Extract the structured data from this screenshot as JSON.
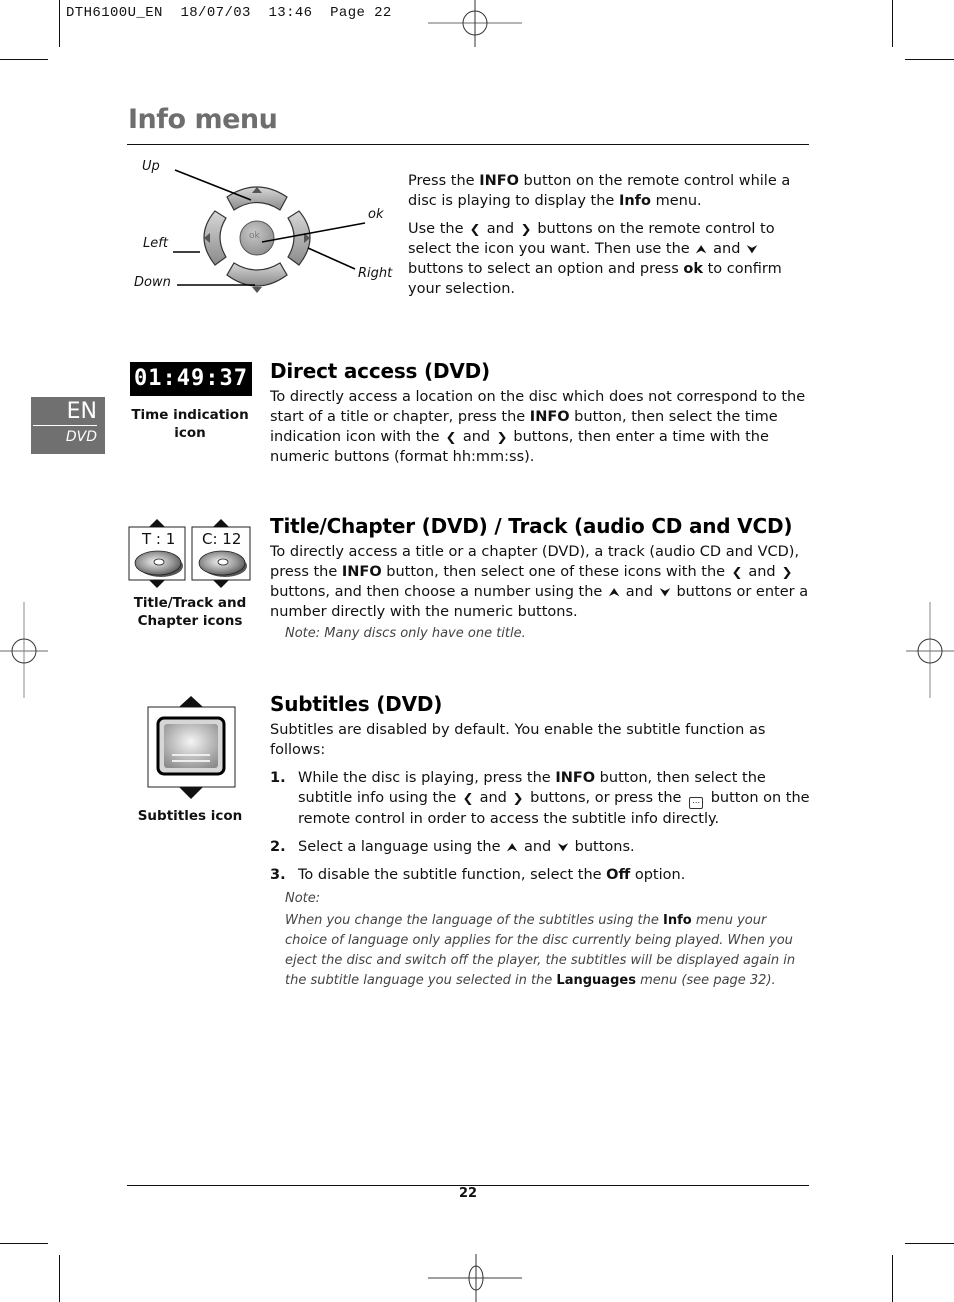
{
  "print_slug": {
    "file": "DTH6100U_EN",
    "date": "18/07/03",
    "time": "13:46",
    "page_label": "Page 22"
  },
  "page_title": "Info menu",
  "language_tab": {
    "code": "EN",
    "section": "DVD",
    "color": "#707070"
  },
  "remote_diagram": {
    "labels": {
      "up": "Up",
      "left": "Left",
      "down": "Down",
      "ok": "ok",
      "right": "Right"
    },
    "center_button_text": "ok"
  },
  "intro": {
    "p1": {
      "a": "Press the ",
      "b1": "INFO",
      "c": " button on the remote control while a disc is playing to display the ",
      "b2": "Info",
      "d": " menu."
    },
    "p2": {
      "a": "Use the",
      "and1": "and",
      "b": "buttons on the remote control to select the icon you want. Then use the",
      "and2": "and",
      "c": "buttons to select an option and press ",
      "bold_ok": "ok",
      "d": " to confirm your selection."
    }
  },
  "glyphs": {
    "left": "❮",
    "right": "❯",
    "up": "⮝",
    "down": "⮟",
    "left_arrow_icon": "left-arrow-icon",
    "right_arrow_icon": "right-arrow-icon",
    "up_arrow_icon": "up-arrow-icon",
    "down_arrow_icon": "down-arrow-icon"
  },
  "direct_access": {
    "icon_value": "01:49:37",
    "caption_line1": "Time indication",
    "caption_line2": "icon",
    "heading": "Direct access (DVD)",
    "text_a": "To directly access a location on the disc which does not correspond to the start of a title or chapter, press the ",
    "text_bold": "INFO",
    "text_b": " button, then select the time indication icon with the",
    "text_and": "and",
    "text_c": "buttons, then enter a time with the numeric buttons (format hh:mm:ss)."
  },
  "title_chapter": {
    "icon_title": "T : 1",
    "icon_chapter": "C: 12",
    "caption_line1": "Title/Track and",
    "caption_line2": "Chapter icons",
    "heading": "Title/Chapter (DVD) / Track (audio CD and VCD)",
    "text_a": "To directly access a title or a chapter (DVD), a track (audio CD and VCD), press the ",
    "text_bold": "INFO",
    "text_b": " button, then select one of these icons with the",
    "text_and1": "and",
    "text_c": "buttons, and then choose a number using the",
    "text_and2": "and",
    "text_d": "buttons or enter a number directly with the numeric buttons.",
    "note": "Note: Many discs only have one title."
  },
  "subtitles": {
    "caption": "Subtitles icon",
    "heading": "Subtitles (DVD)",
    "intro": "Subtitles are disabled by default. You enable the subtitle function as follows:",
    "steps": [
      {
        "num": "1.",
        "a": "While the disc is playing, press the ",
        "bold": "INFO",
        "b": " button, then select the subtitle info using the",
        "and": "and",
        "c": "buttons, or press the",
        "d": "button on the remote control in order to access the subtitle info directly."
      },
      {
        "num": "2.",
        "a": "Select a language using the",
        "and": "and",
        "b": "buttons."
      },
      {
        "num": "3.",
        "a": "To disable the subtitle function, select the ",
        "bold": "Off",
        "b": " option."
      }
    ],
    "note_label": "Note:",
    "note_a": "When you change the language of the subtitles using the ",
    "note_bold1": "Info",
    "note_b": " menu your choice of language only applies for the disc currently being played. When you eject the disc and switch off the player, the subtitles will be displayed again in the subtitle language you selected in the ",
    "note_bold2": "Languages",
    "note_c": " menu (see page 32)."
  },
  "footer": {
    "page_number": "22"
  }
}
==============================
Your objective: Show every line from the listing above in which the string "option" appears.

Completed exercise:
      "c": "buttons to select an option and press ",
        "b": " option."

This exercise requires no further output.